▶ Exercise:
For this exercise, copy each line of the records that contains the word "Level".

*** Data for this exercise Section Begins ***

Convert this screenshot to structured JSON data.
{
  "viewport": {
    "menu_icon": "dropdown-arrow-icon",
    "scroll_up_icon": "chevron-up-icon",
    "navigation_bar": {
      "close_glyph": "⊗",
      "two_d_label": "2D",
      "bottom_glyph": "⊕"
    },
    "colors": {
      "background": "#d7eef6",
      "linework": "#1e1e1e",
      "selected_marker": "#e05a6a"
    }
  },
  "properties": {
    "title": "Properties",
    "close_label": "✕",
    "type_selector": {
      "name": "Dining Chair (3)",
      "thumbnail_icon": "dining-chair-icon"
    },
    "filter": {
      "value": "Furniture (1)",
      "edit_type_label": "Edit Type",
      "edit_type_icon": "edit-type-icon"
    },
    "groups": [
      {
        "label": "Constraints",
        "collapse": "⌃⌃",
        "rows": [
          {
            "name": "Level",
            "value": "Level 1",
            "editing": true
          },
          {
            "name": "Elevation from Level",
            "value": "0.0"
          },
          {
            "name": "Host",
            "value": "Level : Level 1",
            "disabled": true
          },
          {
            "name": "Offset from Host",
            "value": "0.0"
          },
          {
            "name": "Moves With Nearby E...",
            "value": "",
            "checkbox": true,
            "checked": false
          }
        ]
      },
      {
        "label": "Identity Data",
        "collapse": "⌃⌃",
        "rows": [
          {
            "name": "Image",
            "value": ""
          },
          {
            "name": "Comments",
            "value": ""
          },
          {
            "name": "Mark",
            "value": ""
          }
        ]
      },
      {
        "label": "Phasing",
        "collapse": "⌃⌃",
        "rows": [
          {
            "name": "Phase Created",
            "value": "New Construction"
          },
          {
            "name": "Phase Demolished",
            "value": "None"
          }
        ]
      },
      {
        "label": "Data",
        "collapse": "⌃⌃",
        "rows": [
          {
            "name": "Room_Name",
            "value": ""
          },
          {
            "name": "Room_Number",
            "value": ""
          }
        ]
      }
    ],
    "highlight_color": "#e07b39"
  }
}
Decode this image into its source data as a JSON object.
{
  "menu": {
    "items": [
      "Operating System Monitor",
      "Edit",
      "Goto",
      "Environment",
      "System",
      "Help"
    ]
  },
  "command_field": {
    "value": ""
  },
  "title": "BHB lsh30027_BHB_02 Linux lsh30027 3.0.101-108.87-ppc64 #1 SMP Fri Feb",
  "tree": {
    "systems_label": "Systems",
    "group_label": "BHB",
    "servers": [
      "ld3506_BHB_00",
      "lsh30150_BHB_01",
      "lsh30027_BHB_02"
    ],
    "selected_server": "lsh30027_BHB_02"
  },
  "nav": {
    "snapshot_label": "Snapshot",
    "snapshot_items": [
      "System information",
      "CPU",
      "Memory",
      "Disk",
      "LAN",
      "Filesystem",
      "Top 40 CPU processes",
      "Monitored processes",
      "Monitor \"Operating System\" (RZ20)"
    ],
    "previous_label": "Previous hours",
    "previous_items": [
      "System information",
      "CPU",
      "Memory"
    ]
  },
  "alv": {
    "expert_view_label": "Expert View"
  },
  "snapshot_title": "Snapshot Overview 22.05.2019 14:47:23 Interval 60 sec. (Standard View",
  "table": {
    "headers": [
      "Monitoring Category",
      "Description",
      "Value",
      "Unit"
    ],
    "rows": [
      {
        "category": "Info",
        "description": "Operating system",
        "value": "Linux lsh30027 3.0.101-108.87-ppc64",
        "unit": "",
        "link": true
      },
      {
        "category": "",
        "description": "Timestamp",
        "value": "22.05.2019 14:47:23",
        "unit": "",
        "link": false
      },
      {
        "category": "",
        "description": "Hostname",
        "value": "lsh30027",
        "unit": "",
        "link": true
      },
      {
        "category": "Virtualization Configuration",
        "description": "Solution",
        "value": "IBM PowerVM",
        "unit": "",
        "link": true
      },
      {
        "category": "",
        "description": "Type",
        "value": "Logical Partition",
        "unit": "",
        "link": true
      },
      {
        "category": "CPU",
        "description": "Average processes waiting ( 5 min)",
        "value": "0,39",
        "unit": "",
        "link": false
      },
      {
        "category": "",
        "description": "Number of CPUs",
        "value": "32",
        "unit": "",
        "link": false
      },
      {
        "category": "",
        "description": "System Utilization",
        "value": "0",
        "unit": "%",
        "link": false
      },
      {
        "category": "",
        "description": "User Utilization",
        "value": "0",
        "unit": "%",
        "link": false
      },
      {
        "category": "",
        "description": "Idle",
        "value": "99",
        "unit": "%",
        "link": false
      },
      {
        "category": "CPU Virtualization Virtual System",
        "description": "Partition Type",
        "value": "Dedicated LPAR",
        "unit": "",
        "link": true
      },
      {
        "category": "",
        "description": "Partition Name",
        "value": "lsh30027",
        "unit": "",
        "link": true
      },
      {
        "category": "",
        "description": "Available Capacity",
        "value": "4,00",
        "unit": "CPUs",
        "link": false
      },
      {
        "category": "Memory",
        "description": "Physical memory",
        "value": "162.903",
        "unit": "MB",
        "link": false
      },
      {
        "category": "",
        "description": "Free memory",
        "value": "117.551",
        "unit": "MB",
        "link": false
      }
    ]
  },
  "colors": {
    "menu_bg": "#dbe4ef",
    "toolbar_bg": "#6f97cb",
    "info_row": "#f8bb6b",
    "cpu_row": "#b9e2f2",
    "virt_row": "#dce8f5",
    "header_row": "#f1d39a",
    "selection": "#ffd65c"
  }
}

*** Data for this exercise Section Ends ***

▶ Output of the task:
            "name": "Level",
            "value": "Level 1",
            "name": "Elevation from Level",
            "value": "Level : Level 1",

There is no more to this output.